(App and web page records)
------------------------
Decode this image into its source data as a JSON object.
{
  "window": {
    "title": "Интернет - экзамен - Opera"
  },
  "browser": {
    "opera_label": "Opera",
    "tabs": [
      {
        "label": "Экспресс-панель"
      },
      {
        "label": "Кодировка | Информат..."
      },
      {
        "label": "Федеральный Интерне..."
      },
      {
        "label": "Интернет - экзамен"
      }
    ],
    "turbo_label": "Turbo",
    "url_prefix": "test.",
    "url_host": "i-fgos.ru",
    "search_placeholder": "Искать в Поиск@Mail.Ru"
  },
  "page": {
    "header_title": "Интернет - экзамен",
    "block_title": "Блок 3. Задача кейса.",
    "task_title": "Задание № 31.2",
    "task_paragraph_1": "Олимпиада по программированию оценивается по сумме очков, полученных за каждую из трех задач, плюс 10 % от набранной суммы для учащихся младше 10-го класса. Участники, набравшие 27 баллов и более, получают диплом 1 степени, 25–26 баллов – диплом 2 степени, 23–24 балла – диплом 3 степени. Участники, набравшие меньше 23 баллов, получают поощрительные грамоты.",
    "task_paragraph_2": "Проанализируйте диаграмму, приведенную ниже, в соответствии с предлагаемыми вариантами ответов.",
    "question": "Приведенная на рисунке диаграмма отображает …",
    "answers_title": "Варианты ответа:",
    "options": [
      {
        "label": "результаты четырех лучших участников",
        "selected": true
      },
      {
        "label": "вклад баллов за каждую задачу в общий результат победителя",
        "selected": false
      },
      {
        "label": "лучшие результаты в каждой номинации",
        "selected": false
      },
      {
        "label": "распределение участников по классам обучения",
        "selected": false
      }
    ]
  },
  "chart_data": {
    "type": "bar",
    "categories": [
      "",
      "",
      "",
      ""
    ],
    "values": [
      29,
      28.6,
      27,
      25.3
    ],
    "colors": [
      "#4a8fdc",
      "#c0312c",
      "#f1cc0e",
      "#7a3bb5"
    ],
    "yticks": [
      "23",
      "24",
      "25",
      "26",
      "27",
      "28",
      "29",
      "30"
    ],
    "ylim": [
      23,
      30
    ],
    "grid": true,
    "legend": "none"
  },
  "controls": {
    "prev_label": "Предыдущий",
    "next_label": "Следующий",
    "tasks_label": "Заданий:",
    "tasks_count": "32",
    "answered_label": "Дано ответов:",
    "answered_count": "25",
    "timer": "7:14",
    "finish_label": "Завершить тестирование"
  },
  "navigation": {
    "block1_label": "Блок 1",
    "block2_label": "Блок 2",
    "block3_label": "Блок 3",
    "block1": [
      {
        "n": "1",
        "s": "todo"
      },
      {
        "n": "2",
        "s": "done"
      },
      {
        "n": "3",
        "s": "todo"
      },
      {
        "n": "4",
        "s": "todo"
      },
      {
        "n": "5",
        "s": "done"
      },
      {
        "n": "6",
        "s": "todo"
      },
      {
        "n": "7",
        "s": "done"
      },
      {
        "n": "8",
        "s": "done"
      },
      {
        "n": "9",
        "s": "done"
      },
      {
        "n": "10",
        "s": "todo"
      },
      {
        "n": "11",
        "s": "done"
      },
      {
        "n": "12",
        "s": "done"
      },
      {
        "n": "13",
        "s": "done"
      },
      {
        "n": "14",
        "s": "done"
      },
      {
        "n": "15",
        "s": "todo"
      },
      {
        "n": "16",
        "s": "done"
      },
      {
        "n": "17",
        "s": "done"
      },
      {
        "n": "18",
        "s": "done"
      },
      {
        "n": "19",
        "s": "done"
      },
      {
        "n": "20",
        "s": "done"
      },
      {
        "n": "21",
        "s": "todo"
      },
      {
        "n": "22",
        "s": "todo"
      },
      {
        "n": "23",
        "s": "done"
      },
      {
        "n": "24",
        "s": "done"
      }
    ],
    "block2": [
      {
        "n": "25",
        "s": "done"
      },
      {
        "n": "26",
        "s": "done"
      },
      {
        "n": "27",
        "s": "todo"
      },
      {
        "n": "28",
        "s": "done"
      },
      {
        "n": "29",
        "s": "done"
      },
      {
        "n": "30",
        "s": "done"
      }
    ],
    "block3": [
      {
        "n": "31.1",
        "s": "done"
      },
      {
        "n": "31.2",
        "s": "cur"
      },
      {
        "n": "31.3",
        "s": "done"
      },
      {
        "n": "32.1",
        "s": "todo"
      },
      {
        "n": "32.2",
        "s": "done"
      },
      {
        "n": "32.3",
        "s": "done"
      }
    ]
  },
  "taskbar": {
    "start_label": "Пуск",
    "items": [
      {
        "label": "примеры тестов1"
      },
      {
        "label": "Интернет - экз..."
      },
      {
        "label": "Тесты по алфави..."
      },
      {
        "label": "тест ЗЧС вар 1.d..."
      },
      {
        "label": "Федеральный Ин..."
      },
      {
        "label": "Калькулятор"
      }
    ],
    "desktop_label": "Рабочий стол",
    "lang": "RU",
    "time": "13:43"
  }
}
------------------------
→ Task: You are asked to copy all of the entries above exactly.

→ Exercise solution:
Decode this image into its source data as a JSON object.
{
  "window": {
    "title": "Интернет - экзамен - Opera"
  },
  "browser": {
    "opera_label": "Opera",
    "tabs": [
      {
        "label": "Экспресс-панель"
      },
      {
        "label": "Кодировка | Информат..."
      },
      {
        "label": "Федеральный Интерне..."
      },
      {
        "label": "Интернет - экзамен"
      }
    ],
    "turbo_label": "Turbo",
    "url_prefix": "test.",
    "url_host": "i-fgos.ru",
    "search_placeholder": "Искать в Поиск@Mail.Ru"
  },
  "page": {
    "header_title": "Интернет - экзамен",
    "block_title": "Блок 3. Задача кейса.",
    "task_title": "Задание № 31.2",
    "task_paragraph_1": "Олимпиада по программированию оценивается по сумме очков, полученных за каждую из трех задач, плюс 10 % от набранной суммы для учащихся младше 10-го класса. Участники, набравшие 27 баллов и более, получают диплом 1 степени, 25–26 баллов – диплом 2 степени, 23–24 балла – диплом 3 степени. Участники, набравшие меньше 23 баллов, получают поощрительные грамоты.",
    "task_paragraph_2": "Проанализируйте диаграмму, приведенную ниже, в соответствии с предлагаемыми вариантами ответов.",
    "question": "Приведенная на рисунке диаграмма отображает …",
    "answers_title": "Варианты ответа:",
    "options": [
      {
        "label": "результаты четырех лучших участников",
        "selected": true
      },
      {
        "label": "вклад баллов за каждую задачу в общий результат победителя",
        "selected": false
      },
      {
        "label": "лучшие результаты в каждой номинации",
        "selected": false
      },
      {
        "label": "распределение участников по классам обучения",
        "selected": false
      }
    ]
  },
  "chart_data": {
    "type": "bar",
    "categories": [
      "",
      "",
      "",
      ""
    ],
    "values": [
      29,
      28.6,
      27,
      25.3
    ],
    "colors": [
      "#4a8fdc",
      "#c0312c",
      "#f1cc0e",
      "#7a3bb5"
    ],
    "yticks": [
      "23",
      "24",
      "25",
      "26",
      "27",
      "28",
      "29",
      "30"
    ],
    "ylim": [
      23,
      30
    ],
    "grid": true,
    "legend": "none"
  },
  "controls": {
    "prev_label": "Предыдущий",
    "next_label": "Следующий",
    "tasks_label": "Заданий:",
    "tasks_count": "32",
    "answered_label": "Дано ответов:",
    "answered_count": "25",
    "timer": "7:14",
    "finish_label": "Завершить тестирование"
  },
  "navigation": {
    "block1_label": "Блок 1",
    "block2_label": "Блок 2",
    "block3_label": "Блок 3",
    "block1": [
      {
        "n": "1",
        "s": "todo"
      },
      {
        "n": "2",
        "s": "done"
      },
      {
        "n": "3",
        "s": "todo"
      },
      {
        "n": "4",
        "s": "todo"
      },
      {
        "n": "5",
        "s": "done"
      },
      {
        "n": "6",
        "s": "todo"
      },
      {
        "n": "7",
        "s": "done"
      },
      {
        "n": "8",
        "s": "done"
      },
      {
        "n": "9",
        "s": "done"
      },
      {
        "n": "10",
        "s": "todo"
      },
      {
        "n": "11",
        "s": "done"
      },
      {
        "n": "12",
        "s": "done"
      },
      {
        "n": "13",
        "s": "done"
      },
      {
        "n": "14",
        "s": "done"
      },
      {
        "n": "15",
        "s": "todo"
      },
      {
        "n": "16",
        "s": "done"
      },
      {
        "n": "17",
        "s": "done"
      },
      {
        "n": "18",
        "s": "done"
      },
      {
        "n": "19",
        "s": "done"
      },
      {
        "n": "20",
        "s": "done"
      },
      {
        "n": "21",
        "s": "todo"
      },
      {
        "n": "22",
        "s": "todo"
      },
      {
        "n": "23",
        "s": "done"
      },
      {
        "n": "24",
        "s": "done"
      }
    ],
    "block2": [
      {
        "n": "25",
        "s": "done"
      },
      {
        "n": "26",
        "s": "done"
      },
      {
        "n": "27",
        "s": "todo"
      },
      {
        "n": "28",
        "s": "done"
      },
      {
        "n": "29",
        "s": "done"
      },
      {
        "n": "30",
        "s": "done"
      }
    ],
    "block3": [
      {
        "n": "31.1",
        "s": "done"
      },
      {
        "n": "31.2",
        "s": "cur"
      },
      {
        "n": "31.3",
        "s": "done"
      },
      {
        "n": "32.1",
        "s": "todo"
      },
      {
        "n": "32.2",
        "s": "done"
      },
      {
        "n": "32.3",
        "s": "done"
      }
    ]
  },
  "taskbar": {
    "start_label": "Пуск",
    "items": [
      {
        "label": "примеры тестов1"
      },
      {
        "label": "Интернет - экз..."
      },
      {
        "label": "Тесты по алфави..."
      },
      {
        "label": "тест ЗЧС вар 1.d..."
      },
      {
        "label": "Федеральный Ин..."
      },
      {
        "label": "Калькулятор"
      }
    ],
    "desktop_label": "Рабочий стол",
    "lang": "RU",
    "time": "13:43"
  }
}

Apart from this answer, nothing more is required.